Exercise> Using the data below, return every line that holds the word "Applicant".

Material for this task>
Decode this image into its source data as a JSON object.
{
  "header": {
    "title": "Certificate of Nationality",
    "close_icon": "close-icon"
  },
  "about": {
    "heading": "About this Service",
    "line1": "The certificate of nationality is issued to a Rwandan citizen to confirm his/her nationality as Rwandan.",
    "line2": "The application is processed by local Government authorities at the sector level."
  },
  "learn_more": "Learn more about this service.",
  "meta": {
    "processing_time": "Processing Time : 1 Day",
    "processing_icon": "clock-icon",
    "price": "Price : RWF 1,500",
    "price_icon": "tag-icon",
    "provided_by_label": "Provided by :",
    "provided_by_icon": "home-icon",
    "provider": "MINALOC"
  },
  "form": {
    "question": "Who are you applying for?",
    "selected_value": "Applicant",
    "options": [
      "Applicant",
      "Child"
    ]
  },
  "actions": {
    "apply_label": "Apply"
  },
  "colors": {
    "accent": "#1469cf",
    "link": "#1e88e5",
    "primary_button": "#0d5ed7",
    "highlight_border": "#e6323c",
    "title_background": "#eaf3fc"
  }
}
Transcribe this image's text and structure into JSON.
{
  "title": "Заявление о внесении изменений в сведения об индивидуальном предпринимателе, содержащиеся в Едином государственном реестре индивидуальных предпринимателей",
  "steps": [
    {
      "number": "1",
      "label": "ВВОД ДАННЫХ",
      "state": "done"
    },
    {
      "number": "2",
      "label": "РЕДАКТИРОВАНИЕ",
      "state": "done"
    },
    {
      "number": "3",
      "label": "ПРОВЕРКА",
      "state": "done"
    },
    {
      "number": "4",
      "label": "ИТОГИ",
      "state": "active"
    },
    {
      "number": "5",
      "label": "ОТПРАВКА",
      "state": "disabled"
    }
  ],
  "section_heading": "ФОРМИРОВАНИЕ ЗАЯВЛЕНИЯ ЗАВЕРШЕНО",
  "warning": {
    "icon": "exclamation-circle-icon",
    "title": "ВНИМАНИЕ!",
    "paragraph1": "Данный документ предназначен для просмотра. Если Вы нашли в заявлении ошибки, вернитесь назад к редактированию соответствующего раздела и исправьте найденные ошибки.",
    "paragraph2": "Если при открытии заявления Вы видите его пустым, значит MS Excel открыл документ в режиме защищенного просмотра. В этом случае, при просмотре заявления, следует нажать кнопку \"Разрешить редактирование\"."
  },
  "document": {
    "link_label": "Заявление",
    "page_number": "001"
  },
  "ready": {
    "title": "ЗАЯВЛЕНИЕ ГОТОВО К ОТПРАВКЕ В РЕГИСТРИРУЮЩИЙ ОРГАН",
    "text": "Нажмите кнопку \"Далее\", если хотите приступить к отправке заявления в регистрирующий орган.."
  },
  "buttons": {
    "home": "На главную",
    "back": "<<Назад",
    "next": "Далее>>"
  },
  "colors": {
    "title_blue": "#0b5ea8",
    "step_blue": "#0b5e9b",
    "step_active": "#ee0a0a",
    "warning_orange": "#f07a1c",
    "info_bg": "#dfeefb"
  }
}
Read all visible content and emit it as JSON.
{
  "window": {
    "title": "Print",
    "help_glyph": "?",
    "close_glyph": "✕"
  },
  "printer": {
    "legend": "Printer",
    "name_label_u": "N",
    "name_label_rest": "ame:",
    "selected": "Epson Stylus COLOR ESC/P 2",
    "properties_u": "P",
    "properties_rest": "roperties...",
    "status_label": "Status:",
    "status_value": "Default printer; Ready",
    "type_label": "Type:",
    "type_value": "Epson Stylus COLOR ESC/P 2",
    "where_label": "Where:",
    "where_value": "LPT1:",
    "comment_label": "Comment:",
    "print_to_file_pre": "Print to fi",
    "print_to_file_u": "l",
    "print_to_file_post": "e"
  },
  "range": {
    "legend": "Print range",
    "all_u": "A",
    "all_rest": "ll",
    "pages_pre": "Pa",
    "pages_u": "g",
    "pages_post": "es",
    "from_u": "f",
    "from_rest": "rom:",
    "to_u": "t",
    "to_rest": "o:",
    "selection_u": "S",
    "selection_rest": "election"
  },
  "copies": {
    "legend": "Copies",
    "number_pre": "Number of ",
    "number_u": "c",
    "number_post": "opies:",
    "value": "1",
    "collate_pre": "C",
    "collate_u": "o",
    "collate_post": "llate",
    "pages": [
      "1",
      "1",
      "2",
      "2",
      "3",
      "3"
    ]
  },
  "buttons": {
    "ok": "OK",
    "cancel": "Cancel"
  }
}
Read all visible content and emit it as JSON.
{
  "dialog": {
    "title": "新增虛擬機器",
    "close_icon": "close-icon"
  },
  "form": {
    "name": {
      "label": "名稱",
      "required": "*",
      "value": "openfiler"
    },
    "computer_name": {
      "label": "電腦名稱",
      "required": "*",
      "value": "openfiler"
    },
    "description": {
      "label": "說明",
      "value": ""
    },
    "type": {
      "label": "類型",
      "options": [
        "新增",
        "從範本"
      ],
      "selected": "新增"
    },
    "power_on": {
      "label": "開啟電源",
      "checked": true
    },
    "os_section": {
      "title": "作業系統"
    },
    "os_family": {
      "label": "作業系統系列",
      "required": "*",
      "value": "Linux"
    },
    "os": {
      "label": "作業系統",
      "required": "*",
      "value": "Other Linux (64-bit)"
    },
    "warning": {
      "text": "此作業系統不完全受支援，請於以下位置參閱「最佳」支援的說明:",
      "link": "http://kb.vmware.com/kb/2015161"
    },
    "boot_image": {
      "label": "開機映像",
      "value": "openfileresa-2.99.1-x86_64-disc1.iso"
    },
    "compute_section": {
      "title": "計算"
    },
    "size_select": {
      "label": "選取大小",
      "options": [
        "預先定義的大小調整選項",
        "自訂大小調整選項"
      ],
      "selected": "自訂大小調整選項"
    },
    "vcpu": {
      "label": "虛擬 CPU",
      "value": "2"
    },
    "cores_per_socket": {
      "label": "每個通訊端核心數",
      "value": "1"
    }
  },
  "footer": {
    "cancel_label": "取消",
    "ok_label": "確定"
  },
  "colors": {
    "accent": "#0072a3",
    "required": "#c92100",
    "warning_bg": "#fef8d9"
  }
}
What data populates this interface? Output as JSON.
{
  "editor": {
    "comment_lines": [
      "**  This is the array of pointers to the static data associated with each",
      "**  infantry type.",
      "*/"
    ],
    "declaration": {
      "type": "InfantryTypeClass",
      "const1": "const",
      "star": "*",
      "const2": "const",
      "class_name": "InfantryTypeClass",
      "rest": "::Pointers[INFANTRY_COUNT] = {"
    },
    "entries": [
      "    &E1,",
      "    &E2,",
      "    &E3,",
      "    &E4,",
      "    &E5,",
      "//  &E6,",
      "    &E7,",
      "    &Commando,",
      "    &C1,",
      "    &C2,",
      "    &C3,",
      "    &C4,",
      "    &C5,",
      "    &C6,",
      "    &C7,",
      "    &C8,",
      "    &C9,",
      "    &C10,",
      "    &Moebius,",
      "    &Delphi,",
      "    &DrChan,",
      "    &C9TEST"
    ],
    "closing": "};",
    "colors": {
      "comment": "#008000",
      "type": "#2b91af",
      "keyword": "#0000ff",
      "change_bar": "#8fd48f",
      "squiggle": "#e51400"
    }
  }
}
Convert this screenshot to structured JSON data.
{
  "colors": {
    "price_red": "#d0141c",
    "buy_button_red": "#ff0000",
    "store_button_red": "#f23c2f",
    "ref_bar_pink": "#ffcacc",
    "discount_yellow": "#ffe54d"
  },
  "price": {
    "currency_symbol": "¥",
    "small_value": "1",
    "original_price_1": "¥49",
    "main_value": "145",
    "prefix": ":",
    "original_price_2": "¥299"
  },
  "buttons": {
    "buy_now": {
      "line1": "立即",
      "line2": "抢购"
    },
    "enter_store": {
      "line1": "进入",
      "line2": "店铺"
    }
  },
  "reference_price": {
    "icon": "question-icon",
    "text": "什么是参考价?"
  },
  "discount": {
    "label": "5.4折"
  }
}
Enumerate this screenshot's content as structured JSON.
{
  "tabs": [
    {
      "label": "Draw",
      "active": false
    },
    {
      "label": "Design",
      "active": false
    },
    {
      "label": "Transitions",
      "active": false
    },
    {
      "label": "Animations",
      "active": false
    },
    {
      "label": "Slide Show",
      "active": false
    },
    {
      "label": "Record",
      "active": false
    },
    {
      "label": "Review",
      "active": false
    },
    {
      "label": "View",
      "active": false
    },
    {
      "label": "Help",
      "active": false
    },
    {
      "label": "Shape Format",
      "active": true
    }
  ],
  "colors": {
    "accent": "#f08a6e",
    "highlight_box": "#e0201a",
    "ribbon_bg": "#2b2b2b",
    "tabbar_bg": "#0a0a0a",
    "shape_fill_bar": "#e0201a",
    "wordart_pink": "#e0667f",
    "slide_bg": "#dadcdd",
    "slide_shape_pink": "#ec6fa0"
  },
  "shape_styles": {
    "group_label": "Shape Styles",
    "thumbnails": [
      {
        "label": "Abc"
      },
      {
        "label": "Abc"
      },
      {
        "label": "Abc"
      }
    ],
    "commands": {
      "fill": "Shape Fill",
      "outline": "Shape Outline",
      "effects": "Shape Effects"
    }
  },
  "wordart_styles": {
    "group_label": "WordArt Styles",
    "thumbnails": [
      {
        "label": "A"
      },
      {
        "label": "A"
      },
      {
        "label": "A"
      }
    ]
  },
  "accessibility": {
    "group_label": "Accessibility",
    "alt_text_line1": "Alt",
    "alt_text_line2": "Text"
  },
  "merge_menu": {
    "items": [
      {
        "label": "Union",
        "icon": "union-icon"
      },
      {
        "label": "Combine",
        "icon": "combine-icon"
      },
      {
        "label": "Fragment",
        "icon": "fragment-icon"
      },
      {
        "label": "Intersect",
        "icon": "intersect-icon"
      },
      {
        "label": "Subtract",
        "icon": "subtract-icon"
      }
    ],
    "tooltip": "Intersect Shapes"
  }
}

Your solution>
    "selected_value": "Applicant",
      "Applicant",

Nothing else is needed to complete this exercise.